Pupils' understanding of scientific evidence in the context of investigative work
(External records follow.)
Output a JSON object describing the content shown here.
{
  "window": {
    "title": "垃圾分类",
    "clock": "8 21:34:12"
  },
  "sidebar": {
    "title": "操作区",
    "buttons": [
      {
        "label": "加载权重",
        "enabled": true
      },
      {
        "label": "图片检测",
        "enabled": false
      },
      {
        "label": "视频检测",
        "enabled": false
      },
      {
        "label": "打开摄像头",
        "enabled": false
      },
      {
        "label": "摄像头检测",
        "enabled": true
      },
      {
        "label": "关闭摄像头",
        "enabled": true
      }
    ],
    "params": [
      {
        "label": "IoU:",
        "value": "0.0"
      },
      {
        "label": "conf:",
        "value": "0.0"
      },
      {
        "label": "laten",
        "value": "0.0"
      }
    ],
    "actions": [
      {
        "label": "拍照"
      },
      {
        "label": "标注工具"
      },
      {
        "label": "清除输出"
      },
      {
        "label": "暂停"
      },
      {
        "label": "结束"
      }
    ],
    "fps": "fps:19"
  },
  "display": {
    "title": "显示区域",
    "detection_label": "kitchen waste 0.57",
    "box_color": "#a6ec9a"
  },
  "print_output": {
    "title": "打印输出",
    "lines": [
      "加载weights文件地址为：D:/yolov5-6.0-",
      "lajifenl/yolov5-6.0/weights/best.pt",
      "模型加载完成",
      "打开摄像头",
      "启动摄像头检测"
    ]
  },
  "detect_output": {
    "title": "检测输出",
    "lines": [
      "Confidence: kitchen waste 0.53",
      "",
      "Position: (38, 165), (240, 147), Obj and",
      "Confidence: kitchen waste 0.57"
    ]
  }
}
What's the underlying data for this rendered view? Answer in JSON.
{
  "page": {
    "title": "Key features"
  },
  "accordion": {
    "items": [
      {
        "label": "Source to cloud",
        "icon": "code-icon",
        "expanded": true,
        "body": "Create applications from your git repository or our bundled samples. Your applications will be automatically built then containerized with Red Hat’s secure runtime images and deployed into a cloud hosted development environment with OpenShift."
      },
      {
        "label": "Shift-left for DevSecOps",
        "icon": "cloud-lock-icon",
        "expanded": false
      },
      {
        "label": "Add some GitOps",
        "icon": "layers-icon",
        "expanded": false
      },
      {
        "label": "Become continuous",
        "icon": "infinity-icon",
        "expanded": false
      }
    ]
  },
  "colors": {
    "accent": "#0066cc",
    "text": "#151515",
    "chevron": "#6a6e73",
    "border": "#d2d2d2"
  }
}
The research reported in this study is based on a detailed observation study of pupils carrying out investigative work in primary and secondary schools. The thesis examines the question of the type and level of understanding of scientific evidence which is employed in a number of different types of tasks associated with two underlying substantive concepts. The results suggest that the characteristics of each task make different demands on pupils of different ages and show that some pupils, in both primary and secondary schools, are capable of applying and synthesising ideas about evidence effectively in a problem-solving situation. Most pupils, however, even in Year 9, show a weak understanding of the application of many of these ideas, such as repeatability, range and interval or the most appropriate type of graph. It is argued that if pupils are to understand scientific evidence, then these ideas need to be taught and their synthesis in investigative work regularly reinforced. The procedural understanding demonstrated by pupils in practical investigations is compared with the understanding revealed orally in an interview situation and in written tasks. While some pupils appear to use tacit understanding in practical tasks which cannot be accessed readily in other ways, the results also show that most pupils who can express ideas about evidence explicitly are more likely to apply and synthesise them in a problem-solving situation. It is likely that if ideas about evidence were taught explicitly, then the ability of pupils to apply and synthesise them in a problem-solving situation would improve. It is also argued that, because problem-solving skills are required by employers in science-based industry and because understanding evidence is important in everyday life, then these ideas need to be formally taught and assessed within science education.